Yesterday I attended mass at the parish I grew up in for the first time in a long time.
This church is where I learned how to be a Catholic. I attended mass here at least twice a week as a kid–once with my classmates during the week and once on Sundays with my family. I spent almost all of first grade singing the words “sun up in the highest” at the top of my little lungs. Eventually, I would realize that the words were in fact “Hosanna in the highest,” although I had no clue what that meant. I served mass here as a very nervous and forgetful fifth grader. I received my First Communion and was Confirmed here. My parents and grandparents were married here. Both of my grandparents’ funerals were held here.
But I don’t know if I can ever go back.
At least not for a while.
Yesterday, rather than preaching on this week’s readings, the priest announced he would explain “why you should be Catholic.” Trading the truth of the gospel for cheap shots, half truths, and outright lies, he launched into uncharitable, untrue, and propagandistic attacks on our Protestant brothers and sisters. I won’t dignify them by repeating them–you can probably imagine what they were. Arrogant and mocking, his message can be summed up as follows: be Catholic because Protestants are disobedient, unserious, and silly. Not just impostors, he reasoned, Protestants represent everything that’s wrong with Christianity today.
In the second part of his homily, he stridently insisted on Catholic innocence throughout history. Claims to the contrary, he continued, result from a stunningly effective and terrifyingly widespread smear campaign. The church stands both innocent and victimized. Strangely, he cited the “media’s” claim that the Catholic church was responsible for the Holocaust as his only evidence for this claim.
In addition to being somewhat of a straw man, (while I have heard debates over Pope Pius XII’s relationship with Hitler, I have honestly never heard any credible authority “blame” the Catholic church for the Holocaust) such a framing distracts from the real fact of Catholic anti-semitism, which carries a very old and very ugly history. While the Catholic church does not bear direct responsibility for the Holocaust, the Catholic church, like other Christian churches, does bear very real responsibility for the anti-semitism which made such evil even thinkable. Could anti-semiitism have acquired the credibility it did with the German people if it weren’t for Christian anti-semitism, both Protestant and Catholic? I doubt it. Such a framing also dodges the hard question of why so many German Catholics were also “good Germans,” complicit with Nazi nationalism.
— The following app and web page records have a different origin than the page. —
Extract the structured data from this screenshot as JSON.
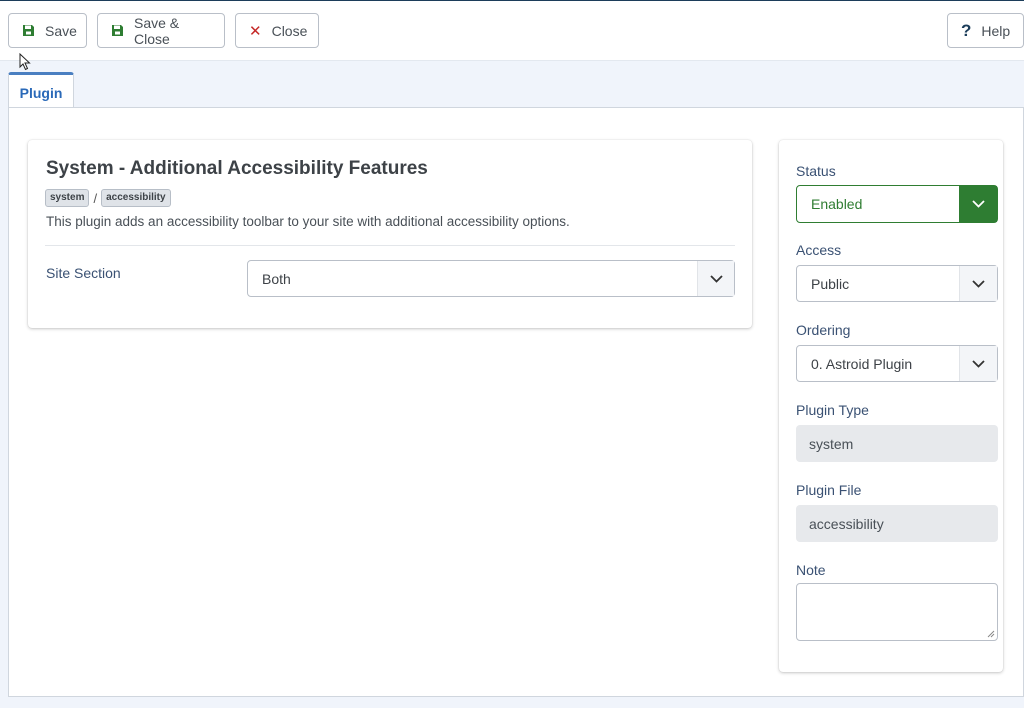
{
  "toolbar": {
    "save_label": "Save",
    "save_close_label": "Save & Close",
    "close_label": "Close",
    "help_label": "Help",
    "help_glyph": "?",
    "close_glyph": "✕"
  },
  "tabs": [
    {
      "label": "Plugin",
      "active": true
    }
  ],
  "plugin": {
    "title": "System - Additional Accessibility Features",
    "badges": [
      "system",
      "accessibility"
    ],
    "separator": "/",
    "description": "This plugin adds an accessibility toolbar to your site with additional accessibility options.",
    "site_section": {
      "label": "Site Section",
      "value": "Both"
    }
  },
  "sidebar": {
    "status": {
      "label": "Status",
      "value": "Enabled"
    },
    "access": {
      "label": "Access",
      "value": "Public"
    },
    "ordering": {
      "label": "Ordering",
      "value": "0. Astroid Plugin"
    },
    "plugin_type": {
      "label": "Plugin Type",
      "value": "system"
    },
    "plugin_file": {
      "label": "Plugin File",
      "value": "accessibility"
    },
    "note": {
      "label": "Note",
      "value": ""
    }
  },
  "icons": {
    "save": "floppy-disk-icon",
    "close": "x-icon",
    "help": "question-icon",
    "dropdown": "chevron-down-icon"
  },
  "colors": {
    "accent": "#2a69b8",
    "enabled": "#2e7d32",
    "danger": "#c52827",
    "label": "#3a5173"
  }
}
Even worse, he established Catholic innocence by pointing to the Catholic priests and nuns who died in the Holocaust. If the Catholic church were to blame for the Holocaust, he reasoned, then why did Catholic priests and nuns die in it? In so doing, he made Catholics seem less like perpetrators of anti-semitism and more like victims of the ultimate anti-semite.
All it takes to know the truth about the Catholic church, he kept saying, is a little research. “Seriously,” he would say, “google it.”
Oh, the irony.
Hearing someone standing in persona christi speak in such an uncharitable and untrue fashion would always disturb me. Hearing someone speak these untruths in order to deflect blame and protect our church’s institutional ego hurts even worse. So many of our church leaders seem to want to blame everyone but ourselves for our problems. Protestants, the media, uninformed Catholics, fill in the blank. We are always innocent; someone else is always at fault.
Studies have shown that rather than the media or Protestants, we are the reason so many Catholics are leaving the church. A CNN study Megan referenced in an early post identifies the top seven reasons Catholics leave the church:
1. The Sex Abuse Crisis
2. The Church’s stance on homosexuality
3. Dissatisfaction with the Priest
4. Uninspiring Homilies on Sundays
5. Perception that the Church is tied too closely to conservative politics
6. Church’s stance towards divorced and remarried Catholics
7. The status of women.
Notice: nowhere does it say that Catholics leave the church because they are attracted to other faith traditions. Nowhere does it say that Catholics don’t know or understand what the church teaches: Catholics know that the church forbids women priests as well as divorce and remarriage. As do they know that the church opposes both lesbian and gay ecclesial inclusion as well as lesbian and gay civil rights. There is nothing to google here.
If church leaders want Catholics to “come home,” then perhaps they should consider why the church stopped feeling like home in the first place. “Catholics come home” ought to serve not just as an invitation to “lapsed” Catholics, but also a promise to make the church more like home. Homecoming requires return as well as accommodation.
Until that day, I, along with many other Catholics, will pray for the day that we can truly come home again.